(Stored data)
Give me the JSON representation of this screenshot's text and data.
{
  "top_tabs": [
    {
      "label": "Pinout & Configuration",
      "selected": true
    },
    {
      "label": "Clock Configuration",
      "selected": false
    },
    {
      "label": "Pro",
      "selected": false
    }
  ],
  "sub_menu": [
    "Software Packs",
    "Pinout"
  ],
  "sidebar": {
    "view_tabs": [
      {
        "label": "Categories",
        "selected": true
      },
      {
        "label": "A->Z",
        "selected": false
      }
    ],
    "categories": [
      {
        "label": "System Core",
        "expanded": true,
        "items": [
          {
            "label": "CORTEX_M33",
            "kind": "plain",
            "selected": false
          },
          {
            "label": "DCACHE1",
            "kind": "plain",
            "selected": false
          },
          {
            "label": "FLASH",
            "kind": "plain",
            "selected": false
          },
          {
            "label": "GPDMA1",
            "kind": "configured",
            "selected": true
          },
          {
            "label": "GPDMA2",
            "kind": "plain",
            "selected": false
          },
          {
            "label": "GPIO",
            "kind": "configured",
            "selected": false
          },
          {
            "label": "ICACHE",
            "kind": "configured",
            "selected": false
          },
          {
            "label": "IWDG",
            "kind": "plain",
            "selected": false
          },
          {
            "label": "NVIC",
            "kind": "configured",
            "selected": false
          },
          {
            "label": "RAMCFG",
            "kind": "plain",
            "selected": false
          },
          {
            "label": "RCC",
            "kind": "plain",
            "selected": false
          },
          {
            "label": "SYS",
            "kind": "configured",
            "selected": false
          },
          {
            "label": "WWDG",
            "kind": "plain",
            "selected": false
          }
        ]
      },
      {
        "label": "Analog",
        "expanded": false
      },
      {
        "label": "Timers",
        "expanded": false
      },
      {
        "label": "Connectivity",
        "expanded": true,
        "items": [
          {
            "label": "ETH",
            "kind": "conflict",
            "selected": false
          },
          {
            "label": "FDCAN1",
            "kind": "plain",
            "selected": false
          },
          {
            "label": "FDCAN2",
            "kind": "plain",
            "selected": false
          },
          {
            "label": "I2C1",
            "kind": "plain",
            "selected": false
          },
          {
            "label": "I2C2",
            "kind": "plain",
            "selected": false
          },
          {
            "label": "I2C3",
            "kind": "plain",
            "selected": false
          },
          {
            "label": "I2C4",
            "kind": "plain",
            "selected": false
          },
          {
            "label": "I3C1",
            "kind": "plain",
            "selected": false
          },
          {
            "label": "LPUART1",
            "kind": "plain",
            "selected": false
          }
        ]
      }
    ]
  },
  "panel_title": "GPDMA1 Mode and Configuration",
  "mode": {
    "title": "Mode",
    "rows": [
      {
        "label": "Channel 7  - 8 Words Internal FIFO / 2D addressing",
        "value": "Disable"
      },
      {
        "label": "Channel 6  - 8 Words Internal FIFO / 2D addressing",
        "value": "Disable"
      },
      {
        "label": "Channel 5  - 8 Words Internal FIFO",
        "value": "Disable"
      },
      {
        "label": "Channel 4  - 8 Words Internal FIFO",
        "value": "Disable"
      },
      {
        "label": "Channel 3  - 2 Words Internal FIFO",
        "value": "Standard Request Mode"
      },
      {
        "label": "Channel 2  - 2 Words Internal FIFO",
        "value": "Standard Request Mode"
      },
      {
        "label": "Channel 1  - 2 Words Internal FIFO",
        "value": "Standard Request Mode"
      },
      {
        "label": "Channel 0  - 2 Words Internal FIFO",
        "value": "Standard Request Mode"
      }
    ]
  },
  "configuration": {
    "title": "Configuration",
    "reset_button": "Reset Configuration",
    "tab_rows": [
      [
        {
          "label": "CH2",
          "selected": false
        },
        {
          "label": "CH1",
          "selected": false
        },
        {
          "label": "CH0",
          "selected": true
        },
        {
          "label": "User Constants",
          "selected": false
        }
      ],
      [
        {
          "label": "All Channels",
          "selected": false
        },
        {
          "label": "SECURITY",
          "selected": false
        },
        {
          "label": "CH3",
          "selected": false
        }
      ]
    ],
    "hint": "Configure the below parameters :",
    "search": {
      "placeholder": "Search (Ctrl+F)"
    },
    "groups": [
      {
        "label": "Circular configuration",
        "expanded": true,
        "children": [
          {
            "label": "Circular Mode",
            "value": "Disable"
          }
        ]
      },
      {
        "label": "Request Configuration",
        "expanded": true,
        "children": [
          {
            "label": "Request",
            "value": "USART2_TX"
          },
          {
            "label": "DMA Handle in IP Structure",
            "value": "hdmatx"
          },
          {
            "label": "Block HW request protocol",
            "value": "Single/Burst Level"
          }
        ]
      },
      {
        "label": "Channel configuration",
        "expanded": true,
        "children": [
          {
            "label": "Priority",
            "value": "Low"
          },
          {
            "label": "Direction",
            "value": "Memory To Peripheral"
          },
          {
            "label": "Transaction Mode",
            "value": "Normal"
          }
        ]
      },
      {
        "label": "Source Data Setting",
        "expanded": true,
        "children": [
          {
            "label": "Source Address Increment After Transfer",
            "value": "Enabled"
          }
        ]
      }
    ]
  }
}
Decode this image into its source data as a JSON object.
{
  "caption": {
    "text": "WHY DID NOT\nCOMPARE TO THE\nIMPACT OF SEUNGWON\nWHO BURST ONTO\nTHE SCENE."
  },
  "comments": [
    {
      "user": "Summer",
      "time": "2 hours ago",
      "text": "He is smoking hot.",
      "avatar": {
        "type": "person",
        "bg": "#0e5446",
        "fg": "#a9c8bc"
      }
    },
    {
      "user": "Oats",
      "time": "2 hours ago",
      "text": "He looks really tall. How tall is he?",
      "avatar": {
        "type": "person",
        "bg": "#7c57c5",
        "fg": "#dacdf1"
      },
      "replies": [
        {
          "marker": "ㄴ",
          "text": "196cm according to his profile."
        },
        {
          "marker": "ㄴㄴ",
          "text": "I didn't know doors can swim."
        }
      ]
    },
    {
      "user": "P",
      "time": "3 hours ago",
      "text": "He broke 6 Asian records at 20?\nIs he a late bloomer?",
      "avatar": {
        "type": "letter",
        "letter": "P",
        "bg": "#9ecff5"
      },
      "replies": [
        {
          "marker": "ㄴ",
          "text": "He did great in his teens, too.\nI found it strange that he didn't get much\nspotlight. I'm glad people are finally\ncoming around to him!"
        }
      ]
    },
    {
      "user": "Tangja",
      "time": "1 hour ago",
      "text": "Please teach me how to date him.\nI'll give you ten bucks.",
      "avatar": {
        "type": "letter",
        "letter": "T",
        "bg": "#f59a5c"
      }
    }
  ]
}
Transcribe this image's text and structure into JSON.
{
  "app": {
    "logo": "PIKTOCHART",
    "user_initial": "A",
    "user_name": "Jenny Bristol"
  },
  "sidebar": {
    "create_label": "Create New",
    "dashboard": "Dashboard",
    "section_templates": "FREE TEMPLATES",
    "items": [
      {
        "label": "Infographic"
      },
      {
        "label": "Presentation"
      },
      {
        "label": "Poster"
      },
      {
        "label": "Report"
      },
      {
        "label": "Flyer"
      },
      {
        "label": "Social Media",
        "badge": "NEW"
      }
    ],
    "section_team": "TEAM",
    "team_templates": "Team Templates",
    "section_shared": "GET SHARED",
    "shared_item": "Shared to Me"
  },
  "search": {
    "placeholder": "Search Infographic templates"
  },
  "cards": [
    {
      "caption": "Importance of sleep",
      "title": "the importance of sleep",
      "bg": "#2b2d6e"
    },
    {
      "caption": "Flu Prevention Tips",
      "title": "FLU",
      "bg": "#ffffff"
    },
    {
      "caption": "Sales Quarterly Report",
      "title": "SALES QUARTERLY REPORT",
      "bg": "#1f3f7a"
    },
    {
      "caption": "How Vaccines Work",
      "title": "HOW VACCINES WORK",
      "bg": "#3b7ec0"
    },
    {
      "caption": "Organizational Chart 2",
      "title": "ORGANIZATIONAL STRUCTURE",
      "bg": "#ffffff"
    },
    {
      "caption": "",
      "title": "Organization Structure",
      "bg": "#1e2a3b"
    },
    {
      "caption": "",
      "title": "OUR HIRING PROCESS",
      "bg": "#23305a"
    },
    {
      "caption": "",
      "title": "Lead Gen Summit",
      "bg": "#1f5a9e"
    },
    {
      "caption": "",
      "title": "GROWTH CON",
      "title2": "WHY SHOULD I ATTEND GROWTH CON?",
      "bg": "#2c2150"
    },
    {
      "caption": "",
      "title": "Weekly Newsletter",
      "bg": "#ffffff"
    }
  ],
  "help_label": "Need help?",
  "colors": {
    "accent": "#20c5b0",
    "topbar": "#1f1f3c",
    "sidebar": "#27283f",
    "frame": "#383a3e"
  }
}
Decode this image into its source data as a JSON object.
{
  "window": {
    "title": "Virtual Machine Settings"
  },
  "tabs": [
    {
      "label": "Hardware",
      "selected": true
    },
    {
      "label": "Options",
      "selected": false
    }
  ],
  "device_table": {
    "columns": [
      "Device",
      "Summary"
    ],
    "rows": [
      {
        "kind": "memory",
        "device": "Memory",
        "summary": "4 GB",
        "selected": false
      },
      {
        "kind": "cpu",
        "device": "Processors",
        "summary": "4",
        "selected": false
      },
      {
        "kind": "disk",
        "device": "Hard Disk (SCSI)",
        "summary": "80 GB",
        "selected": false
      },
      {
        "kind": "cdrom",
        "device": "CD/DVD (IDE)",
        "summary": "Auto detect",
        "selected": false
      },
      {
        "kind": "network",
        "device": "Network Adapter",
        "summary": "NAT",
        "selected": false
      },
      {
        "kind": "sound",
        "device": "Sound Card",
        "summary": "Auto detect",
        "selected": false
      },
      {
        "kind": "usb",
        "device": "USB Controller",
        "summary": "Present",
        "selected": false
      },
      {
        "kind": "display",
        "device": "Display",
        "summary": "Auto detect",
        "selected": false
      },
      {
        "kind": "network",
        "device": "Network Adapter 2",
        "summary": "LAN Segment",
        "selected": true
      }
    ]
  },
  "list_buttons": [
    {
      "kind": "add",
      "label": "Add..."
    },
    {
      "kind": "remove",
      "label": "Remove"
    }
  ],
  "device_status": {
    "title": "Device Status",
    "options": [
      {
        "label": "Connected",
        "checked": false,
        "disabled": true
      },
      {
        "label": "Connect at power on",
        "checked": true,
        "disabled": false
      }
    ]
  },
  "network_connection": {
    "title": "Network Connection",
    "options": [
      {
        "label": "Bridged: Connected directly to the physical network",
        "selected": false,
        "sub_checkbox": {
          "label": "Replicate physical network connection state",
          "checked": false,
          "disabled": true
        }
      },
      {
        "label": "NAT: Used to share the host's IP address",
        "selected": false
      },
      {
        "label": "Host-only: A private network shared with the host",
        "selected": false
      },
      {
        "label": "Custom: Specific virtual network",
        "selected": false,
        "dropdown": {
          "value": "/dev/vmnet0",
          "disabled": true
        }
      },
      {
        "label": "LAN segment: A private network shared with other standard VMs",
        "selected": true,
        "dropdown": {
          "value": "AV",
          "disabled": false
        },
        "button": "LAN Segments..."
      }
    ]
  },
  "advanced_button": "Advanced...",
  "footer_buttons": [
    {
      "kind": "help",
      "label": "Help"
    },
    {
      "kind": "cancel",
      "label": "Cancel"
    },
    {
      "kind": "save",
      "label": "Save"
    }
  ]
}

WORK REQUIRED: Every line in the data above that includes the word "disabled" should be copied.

TASK SOLUTION:
        "disabled": true
        "disabled": false
          "disabled": true
          "disabled": true
          "disabled": false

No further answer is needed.